Recipe video above.
Inactive chill time: 1 hour. This is a great, EASY classic quiche crust. Quiche crusts are just made with shortcrust pastry. Made using a food processor, very slightly adapted from this recipe
by Emeril Lagasse. This is the recipe I've been using for years and years, and it has never failed me! Makes pastry for 1 x 23cm / 9" pie dish or tart tin (serves 8 - 12 people).
1. Optional extra refrigeration - The key characteristic of shortcrust pastry is that it's flaky and tender. In order to achieve this, the dough needs to have little bits of cold butter in it when it goes in the oven. If the butter is melted, then the pastry won't be as flaky (but still very tasty!).
So if it's warm where you are, and it takes you longer than 5 - 7 minutes to roll out the dough, press into tin and get it into the oven, refrigerate the dough for 15 minutes or so before baking.

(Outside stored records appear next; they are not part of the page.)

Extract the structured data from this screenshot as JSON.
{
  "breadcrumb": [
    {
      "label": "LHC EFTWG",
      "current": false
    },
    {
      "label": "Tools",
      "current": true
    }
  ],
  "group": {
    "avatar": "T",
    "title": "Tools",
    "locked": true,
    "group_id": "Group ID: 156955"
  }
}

2. If using store bought frozen shortcrust pastry, you will need 2 sheets (standard Australian square sheets). Thaw then line the 2 sheets together so they are overlapping slightly and press down firmly to seal. Then press into the pan and start from step 10.

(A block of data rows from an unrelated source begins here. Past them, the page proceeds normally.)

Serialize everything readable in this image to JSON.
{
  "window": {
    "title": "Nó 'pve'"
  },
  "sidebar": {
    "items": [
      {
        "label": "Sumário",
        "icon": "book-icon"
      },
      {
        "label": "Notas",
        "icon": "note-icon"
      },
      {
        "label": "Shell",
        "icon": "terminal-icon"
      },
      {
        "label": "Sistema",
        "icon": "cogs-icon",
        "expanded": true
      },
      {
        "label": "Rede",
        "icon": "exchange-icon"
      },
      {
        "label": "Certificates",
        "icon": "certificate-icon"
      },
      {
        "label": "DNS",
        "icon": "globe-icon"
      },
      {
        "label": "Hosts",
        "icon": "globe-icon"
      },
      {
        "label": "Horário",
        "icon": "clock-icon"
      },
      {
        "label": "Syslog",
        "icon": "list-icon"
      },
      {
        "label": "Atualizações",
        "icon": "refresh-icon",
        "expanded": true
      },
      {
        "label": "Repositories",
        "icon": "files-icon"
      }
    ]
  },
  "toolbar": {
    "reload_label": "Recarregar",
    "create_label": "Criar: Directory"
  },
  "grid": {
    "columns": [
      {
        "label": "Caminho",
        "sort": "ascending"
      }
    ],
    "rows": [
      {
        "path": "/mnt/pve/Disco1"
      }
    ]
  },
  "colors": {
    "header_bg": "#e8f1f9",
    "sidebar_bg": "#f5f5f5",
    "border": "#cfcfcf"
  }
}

3. Weights stops base from puffing up and helps reduce pastry shrinkage
4. Different measures in different countries - The measures in this recipe work with both US and metric (rest of world!) measures.

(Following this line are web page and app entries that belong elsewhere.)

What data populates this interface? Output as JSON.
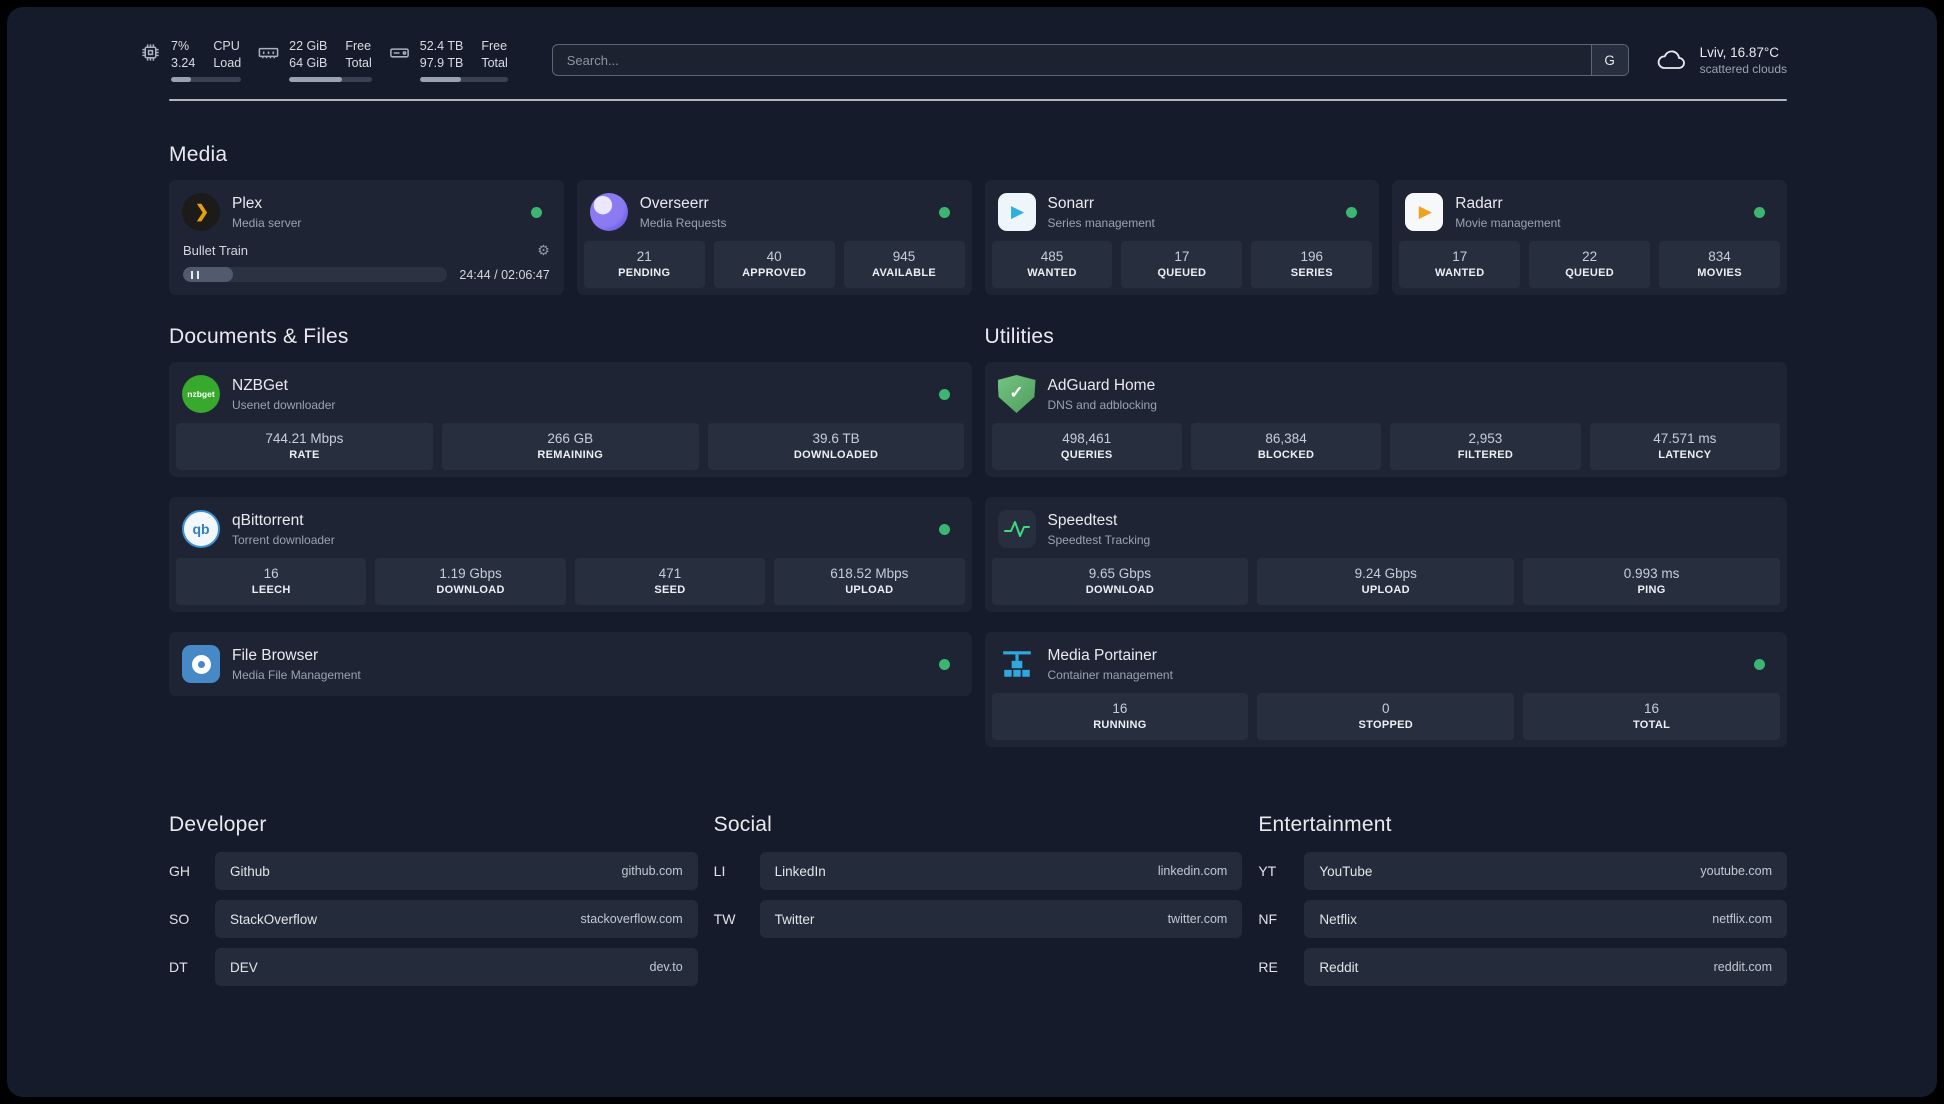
{
  "colors": {
    "status_online": "#3cb573",
    "accent_gold": "#e5a00d",
    "speedtest_line": "#3fd97f"
  },
  "icons": {
    "plex_chevron": "❯",
    "play": "▶",
    "check": "✓",
    "gear": "⚙",
    "nzbget": "nzbget",
    "qbittorrent": "qb"
  },
  "header": {
    "cpu": {
      "percent": "7%",
      "load": "3.24",
      "label_line1": "CPU",
      "label_line2": "Load"
    },
    "memory": {
      "free": "22 GiB",
      "total": "64 GiB",
      "label_line1": "Free",
      "label_line2": "Total"
    },
    "disk": {
      "free": "52.4 TB",
      "total": "97.9 TB",
      "label_line1": "Free",
      "label_line2": "Total"
    },
    "search": {
      "placeholder": "Search...",
      "provider_button": "G"
    },
    "weather": {
      "location": "Lviv, 16.87°C",
      "condition": "scattered clouds"
    }
  },
  "sections": {
    "media": {
      "title": "Media",
      "cards": [
        {
          "name": "Plex",
          "description": "Media server",
          "player": {
            "track_title": "Bullet Train",
            "time": "24:44 / 02:06:47"
          }
        },
        {
          "name": "Overseerr",
          "description": "Media Requests",
          "stats": [
            {
              "value": "21",
              "label": "PENDING"
            },
            {
              "value": "40",
              "label": "APPROVED"
            },
            {
              "value": "945",
              "label": "AVAILABLE"
            }
          ]
        },
        {
          "name": "Sonarr",
          "description": "Series management",
          "stats": [
            {
              "value": "485",
              "label": "WANTED"
            },
            {
              "value": "17",
              "label": "QUEUED"
            },
            {
              "value": "196",
              "label": "SERIES"
            }
          ]
        },
        {
          "name": "Radarr",
          "description": "Movie management",
          "stats": [
            {
              "value": "17",
              "label": "WANTED"
            },
            {
              "value": "22",
              "label": "QUEUED"
            },
            {
              "value": "834",
              "label": "MOVIES"
            }
          ]
        }
      ]
    },
    "documents": {
      "title": "Documents & Files",
      "cards": [
        {
          "name": "NZBGet",
          "description": "Usenet downloader",
          "stats": [
            {
              "value": "744.21 Mbps",
              "label": "RATE"
            },
            {
              "value": "266 GB",
              "label": "REMAINING"
            },
            {
              "value": "39.6 TB",
              "label": "DOWNLOADED"
            }
          ]
        },
        {
          "name": "qBittorrent",
          "description": "Torrent downloader",
          "stats": [
            {
              "value": "16",
              "label": "LEECH"
            },
            {
              "value": "1.19 Gbps",
              "label": "DOWNLOAD"
            },
            {
              "value": "471",
              "label": "SEED"
            },
            {
              "value": "618.52 Mbps",
              "label": "UPLOAD"
            }
          ]
        },
        {
          "name": "File Browser",
          "description": "Media File Management"
        }
      ]
    },
    "utilities": {
      "title": "Utilities",
      "cards": [
        {
          "name": "AdGuard Home",
          "description": "DNS and adblocking",
          "stats": [
            {
              "value": "498,461",
              "label": "QUERIES"
            },
            {
              "value": "86,384",
              "label": "BLOCKED"
            },
            {
              "value": "2,953",
              "label": "FILTERED"
            },
            {
              "value": "47.571 ms",
              "label": "LATENCY"
            }
          ]
        },
        {
          "name": "Speedtest",
          "description": "Speedtest Tracking",
          "stats": [
            {
              "value": "9.65 Gbps",
              "label": "DOWNLOAD"
            },
            {
              "value": "9.24 Gbps",
              "label": "UPLOAD"
            },
            {
              "value": "0.993 ms",
              "label": "PING"
            }
          ]
        },
        {
          "name": "Media Portainer",
          "description": "Container management",
          "stats": [
            {
              "value": "16",
              "label": "RUNNING"
            },
            {
              "value": "0",
              "label": "STOPPED"
            },
            {
              "value": "16",
              "label": "TOTAL"
            }
          ]
        }
      ]
    },
    "bookmarks": {
      "groups": [
        {
          "title": "Developer",
          "items": [
            {
              "abbr": "GH",
              "name": "Github",
              "url": "github.com"
            },
            {
              "abbr": "SO",
              "name": "StackOverflow",
              "url": "stackoverflow.com"
            },
            {
              "abbr": "DT",
              "name": "DEV",
              "url": "dev.to"
            }
          ]
        },
        {
          "title": "Social",
          "items": [
            {
              "abbr": "LI",
              "name": "LinkedIn",
              "url": "linkedin.com"
            },
            {
              "abbr": "TW",
              "name": "Twitter",
              "url": "twitter.com"
            }
          ]
        },
        {
          "title": "Entertainment",
          "items": [
            {
              "abbr": "YT",
              "name": "YouTube",
              "url": "youtube.com"
            },
            {
              "abbr": "NF",
              "name": "Netflix",
              "url": "netflix.com"
            },
            {
              "abbr": "RE",
              "name": "Reddit",
              "url": "reddit.com"
            }
          ]
        }
      ]
    }
  }
}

5. General - this recipe does not have egg in it (some recipes do), which makes it crisper, more flaky and more buttery, yet soft enough to cut through with a fork with barely any effort. Egg is a binder and it makes the dough tougher.
6. FILLING: If you want to make your own filling, use this as a guide:
- Standard quiche tin (about 23cm / 9" diameter, 2.5 - 3cm / 1 - 1.25" deep) - use the cream, eggs, salt and cheese in the Quiche Lorraine recipe, then your add ins of choice
- Deeper quiche tart tin (about 23cm / 9" diameter, 3.5 - 4 cm / 1.5 - 1.7" deep) - use the cream, eggs, salt and cheese the Salmon Quiche recipe.